Close X

Shillington, Pennsylvania Family Law and Estate Planning Blog

January bring on divorce season

Posted by Rob Levengood | Jan 18, 2019 | 0 Comments

Marriage can be hard and as we know, not all of them work out. And throughout the year, marriages end for many reasons. According to the American Psychological Association, the divorce rate in the United States is anywhere from 40 to 50 percent.

While divorce filings happen in all months of the year, attorneys' offices see a surge in divorce inquiries and filings starting in January and continuing through March. The first Monday after the holidays brings an uptick in divorce traffic for attorneys with a lot of requests to start the process. Not all will end up filing, but there are many questions about how to begin the process and how it will work.

So, what is it that causes a surge in divorce filings at this time of year?

For many, January is a time for a refresh in life with New Year's resolutions and people wanting to start anew. The divorce conversations in January are similar to a surge in gym memberships at the beginning of the year–people resolve to start fresh and walk away from what's not working, including a failing relationship.

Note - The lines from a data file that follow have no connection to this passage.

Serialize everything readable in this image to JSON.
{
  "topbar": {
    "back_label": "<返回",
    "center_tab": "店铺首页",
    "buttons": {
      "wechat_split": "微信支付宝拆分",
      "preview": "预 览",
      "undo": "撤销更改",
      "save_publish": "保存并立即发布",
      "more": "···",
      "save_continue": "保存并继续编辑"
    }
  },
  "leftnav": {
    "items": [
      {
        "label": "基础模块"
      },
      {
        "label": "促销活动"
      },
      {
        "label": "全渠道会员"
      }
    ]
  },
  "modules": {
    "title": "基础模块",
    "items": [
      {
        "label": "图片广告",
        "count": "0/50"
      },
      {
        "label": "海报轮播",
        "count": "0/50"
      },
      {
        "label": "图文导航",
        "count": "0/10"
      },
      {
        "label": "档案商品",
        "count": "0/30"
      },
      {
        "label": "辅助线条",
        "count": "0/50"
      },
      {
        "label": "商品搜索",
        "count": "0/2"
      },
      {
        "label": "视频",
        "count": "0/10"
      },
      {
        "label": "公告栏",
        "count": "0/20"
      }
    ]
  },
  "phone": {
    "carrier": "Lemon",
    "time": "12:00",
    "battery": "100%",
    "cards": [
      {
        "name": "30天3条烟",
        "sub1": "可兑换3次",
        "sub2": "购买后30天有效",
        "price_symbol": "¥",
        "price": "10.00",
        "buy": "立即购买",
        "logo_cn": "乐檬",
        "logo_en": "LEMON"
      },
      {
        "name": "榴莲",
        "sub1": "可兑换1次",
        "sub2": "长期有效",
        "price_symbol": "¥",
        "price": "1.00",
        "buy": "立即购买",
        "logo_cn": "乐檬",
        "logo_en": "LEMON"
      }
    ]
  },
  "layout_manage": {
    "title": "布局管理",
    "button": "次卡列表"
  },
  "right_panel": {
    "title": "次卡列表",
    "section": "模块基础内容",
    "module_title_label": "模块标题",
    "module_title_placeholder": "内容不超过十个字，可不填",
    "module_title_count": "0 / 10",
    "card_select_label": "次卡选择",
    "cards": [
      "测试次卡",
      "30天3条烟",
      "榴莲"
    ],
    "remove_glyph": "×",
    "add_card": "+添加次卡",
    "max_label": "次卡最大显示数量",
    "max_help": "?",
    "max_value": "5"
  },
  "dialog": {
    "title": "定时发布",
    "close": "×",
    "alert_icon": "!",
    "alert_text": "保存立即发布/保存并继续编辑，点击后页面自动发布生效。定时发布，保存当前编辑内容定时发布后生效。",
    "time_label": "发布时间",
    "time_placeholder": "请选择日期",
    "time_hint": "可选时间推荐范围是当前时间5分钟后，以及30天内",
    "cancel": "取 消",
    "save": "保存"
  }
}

Others have waited out the holiday season perhaps hoping to make things work, only to find out they truly don't come January first. Many have been thinking about ending the marriage before the holiday season but try to hold on until the New Year. Perhaps there's enough stress with the holidays themselves or maybe they're trying to hold it together just to make it through to eliminate additional stress or disruption.

It also could be that the holidays bring lingering marital issues to a head. The emotions and stress of a holiday season could exacerbate underlying tension a couple may be experiencing, causing the feelings to erupt at a sensitive and otherwise stressful time. The issues have likely been there all along, but the holiday stress makes them more apparent.

Maybe the end of the marriage is inevitable, but one spouse holds on for financial reasons. Perhaps the other earns a yearly financial bonus that a spouse is waiting to split, but requires the marriage be intact until the end of the year for it to be shared.

Consult an attorney for direction

Whatever the reasons, if you've resolved to be done with a toxic relationship and start over by pursuing a divorce, consult an experienced family law attorney who can help to point you in the right direction and ensure the best possible outcome.

About the Author

Rob Levengood



There are no comments for this post. Be the first and Add your Comment below.

Leave a Comment

Huckabee, Weiler, & Levengood, P.C. Is Here for You

At Huckabee, Weiler, & Levengood, P.C., we focus on Estate Planning & Administration, Family Law, Business Law, and Real Estate and we are here to listen to you and help you navigate the legal system.

Contact Us Today

Huckabee, Weiler, & Levengood, P.C., is committed to answering your questions about Estate Planning & Administration, Family Law, Business Law, and Real Estate law issues in Pennsylvania.

We'll gladly discuss your case with you at your convenience. Contact us today to schedule an appointment.